Lee EF1, Harris T2, Tran S2, Evangelista M2, Herold MJ3 and Fairlie WD2

  1. LIMS, La Trobe University.
  2. Olivia Newton-John Cancer Research Institute.
  3. Walter and Eliza Hall Institute.

Defective apoptosis signalling is a hallmark of most, if not all, cancers. Typically this involves abnormally high expression of the pro-survival members of the Bcl-2 family of proteins. This enables damaged cell to survive when they should otherwise be removed. Over the last decade, a new class of drugs ("BH3-mimetics") has been developed to target the Bcl-2 proteins and there are now molecules that enable most of them to be selectively antagonised. In this presentation, I will discuss our recent data using a panel of these drugs on different types of highly chemoresistant solid tumours. These data combined with results from experiments using protein-based ligands we have engineered, as well as genetically engineered cell lines, have enabled us to dissect the critical "survival" factors in these tumours.
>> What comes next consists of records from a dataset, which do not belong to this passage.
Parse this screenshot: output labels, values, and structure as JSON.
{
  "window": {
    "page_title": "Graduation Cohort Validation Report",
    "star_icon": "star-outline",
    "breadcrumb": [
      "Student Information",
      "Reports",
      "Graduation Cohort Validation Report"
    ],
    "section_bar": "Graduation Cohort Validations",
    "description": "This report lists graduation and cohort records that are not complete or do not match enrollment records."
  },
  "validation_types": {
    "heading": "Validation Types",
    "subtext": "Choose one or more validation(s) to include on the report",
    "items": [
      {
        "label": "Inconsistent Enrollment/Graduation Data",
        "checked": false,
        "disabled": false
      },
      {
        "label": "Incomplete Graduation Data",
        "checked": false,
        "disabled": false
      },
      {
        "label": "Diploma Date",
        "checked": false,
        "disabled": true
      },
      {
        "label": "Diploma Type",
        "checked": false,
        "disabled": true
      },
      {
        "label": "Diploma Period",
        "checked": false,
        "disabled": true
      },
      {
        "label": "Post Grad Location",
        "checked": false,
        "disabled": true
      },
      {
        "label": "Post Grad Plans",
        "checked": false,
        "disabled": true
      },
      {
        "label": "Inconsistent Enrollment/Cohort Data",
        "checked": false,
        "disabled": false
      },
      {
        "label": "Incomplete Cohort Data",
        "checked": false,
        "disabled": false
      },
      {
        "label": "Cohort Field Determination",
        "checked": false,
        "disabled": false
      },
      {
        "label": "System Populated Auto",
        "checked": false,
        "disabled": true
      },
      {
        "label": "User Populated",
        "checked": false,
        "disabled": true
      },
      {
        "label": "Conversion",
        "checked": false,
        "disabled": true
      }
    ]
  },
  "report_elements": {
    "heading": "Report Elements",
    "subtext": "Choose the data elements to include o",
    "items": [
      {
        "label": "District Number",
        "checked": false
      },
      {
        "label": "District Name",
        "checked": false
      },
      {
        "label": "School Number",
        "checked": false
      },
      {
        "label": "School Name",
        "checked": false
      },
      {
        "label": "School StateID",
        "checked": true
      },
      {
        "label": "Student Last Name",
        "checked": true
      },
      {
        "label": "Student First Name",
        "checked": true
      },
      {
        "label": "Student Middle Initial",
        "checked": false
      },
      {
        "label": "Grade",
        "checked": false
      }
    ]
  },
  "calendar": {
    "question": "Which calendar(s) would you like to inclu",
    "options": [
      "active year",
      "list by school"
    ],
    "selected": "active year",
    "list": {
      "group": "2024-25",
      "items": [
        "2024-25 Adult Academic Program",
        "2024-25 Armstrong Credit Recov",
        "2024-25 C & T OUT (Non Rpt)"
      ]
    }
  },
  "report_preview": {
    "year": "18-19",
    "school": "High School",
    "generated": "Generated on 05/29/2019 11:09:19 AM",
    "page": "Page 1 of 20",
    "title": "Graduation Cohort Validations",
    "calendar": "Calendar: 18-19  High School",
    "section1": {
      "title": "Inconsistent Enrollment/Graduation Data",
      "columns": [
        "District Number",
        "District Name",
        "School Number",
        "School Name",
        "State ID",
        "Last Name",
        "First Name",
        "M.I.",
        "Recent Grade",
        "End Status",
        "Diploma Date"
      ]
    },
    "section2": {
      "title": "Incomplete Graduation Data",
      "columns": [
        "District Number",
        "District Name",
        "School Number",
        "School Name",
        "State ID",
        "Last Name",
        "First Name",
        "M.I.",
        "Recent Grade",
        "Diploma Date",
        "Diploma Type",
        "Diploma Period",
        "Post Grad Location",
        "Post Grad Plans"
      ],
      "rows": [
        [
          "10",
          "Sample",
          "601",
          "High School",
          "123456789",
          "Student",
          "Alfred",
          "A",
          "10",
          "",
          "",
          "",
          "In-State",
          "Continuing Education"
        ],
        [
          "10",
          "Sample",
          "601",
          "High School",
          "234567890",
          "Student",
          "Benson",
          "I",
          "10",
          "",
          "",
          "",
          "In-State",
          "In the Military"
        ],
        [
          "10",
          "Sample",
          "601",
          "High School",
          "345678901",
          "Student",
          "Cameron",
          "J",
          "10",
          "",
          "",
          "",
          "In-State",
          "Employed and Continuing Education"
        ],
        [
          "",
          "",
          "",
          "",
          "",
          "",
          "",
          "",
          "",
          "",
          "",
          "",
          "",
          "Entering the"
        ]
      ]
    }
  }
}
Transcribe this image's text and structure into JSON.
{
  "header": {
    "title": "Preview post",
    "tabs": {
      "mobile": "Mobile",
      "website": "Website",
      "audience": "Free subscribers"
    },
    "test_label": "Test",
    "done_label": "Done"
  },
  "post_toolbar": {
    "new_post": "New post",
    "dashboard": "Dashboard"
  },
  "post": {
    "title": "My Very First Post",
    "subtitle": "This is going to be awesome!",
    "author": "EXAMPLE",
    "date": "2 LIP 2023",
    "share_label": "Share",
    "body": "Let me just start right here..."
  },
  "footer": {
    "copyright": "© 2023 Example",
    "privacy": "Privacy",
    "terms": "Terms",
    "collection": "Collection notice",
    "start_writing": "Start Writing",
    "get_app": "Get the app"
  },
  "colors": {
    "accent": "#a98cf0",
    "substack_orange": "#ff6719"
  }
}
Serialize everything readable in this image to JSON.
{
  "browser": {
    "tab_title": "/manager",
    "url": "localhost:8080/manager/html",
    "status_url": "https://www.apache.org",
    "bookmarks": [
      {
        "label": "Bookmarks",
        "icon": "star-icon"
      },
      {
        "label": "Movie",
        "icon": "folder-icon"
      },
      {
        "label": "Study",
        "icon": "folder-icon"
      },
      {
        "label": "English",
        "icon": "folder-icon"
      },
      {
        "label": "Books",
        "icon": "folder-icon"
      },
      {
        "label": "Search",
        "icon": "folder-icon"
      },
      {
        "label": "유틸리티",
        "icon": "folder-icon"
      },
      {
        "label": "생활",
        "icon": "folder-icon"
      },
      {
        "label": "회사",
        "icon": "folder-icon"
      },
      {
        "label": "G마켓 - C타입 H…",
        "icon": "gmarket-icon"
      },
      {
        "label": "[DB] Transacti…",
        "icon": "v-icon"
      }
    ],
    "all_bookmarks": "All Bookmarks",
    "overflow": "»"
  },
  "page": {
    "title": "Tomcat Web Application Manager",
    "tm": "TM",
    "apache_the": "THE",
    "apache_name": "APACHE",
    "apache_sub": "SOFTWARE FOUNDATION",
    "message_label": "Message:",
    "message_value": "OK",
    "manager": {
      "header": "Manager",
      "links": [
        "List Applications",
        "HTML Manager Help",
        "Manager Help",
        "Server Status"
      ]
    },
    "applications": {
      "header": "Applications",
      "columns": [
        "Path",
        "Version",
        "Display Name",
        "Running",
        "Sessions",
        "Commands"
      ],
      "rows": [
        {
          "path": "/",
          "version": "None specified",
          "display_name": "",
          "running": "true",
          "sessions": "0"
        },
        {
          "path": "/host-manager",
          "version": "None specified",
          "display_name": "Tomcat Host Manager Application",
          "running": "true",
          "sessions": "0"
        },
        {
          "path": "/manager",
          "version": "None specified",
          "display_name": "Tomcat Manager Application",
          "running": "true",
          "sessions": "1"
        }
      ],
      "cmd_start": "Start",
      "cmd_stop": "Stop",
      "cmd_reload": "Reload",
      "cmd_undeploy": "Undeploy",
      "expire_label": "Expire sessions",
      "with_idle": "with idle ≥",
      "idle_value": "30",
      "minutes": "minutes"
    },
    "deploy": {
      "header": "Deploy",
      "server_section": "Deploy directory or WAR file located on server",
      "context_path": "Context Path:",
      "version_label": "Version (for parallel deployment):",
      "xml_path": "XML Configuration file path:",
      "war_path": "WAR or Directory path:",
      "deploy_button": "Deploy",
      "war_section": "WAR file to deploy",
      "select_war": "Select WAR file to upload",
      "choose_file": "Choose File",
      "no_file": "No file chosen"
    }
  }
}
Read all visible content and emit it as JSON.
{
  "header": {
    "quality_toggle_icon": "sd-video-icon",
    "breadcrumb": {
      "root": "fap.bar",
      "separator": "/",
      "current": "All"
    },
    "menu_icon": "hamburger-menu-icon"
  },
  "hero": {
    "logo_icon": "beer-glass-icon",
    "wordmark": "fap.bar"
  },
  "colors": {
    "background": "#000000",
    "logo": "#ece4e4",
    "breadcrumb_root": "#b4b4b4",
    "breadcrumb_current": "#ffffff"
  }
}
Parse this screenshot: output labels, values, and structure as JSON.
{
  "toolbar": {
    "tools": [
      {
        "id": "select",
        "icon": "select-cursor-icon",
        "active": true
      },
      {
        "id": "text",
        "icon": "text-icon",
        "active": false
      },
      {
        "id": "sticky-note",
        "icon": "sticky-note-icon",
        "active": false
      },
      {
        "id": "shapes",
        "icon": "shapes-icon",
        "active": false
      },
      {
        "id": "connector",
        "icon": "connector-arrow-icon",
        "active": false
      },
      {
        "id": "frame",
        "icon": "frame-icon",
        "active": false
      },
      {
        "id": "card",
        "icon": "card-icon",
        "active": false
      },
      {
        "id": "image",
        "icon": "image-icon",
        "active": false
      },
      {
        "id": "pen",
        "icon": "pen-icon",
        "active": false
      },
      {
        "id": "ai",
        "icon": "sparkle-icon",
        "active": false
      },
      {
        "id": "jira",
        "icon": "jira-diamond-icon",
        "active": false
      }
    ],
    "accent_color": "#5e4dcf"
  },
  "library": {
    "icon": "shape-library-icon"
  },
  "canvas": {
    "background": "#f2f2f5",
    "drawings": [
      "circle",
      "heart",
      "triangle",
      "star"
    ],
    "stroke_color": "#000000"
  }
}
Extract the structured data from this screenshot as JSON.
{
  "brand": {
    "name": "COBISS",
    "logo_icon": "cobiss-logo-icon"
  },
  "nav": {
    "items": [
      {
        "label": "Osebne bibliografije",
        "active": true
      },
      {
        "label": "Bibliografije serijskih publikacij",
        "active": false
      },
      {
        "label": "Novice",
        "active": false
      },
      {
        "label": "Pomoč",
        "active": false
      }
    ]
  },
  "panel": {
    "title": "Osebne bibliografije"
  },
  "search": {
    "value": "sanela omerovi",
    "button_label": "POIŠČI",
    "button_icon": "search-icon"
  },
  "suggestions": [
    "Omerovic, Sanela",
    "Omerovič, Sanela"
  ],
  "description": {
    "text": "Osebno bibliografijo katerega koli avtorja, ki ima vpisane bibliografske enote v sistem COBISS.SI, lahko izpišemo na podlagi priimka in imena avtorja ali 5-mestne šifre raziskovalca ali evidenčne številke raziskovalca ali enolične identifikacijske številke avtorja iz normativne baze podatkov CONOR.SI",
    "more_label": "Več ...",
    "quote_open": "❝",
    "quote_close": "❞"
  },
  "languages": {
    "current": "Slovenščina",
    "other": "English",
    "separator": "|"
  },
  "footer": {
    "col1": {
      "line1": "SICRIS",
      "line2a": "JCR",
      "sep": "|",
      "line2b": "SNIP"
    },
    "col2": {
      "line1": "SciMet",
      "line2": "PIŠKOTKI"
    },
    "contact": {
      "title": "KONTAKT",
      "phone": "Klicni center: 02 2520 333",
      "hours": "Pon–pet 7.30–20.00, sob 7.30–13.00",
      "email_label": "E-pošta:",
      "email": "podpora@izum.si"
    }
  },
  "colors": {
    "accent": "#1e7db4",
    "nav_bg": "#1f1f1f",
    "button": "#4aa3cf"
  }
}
Critically, we show a consistent pattern of proteins that must be antagonised to provide potent and synergistic tumour cell killing Interestingly, the same pattern is also starting to emerge for other cancers types, suggesting a potential standardised treatment strategy for many cancers using these drugs.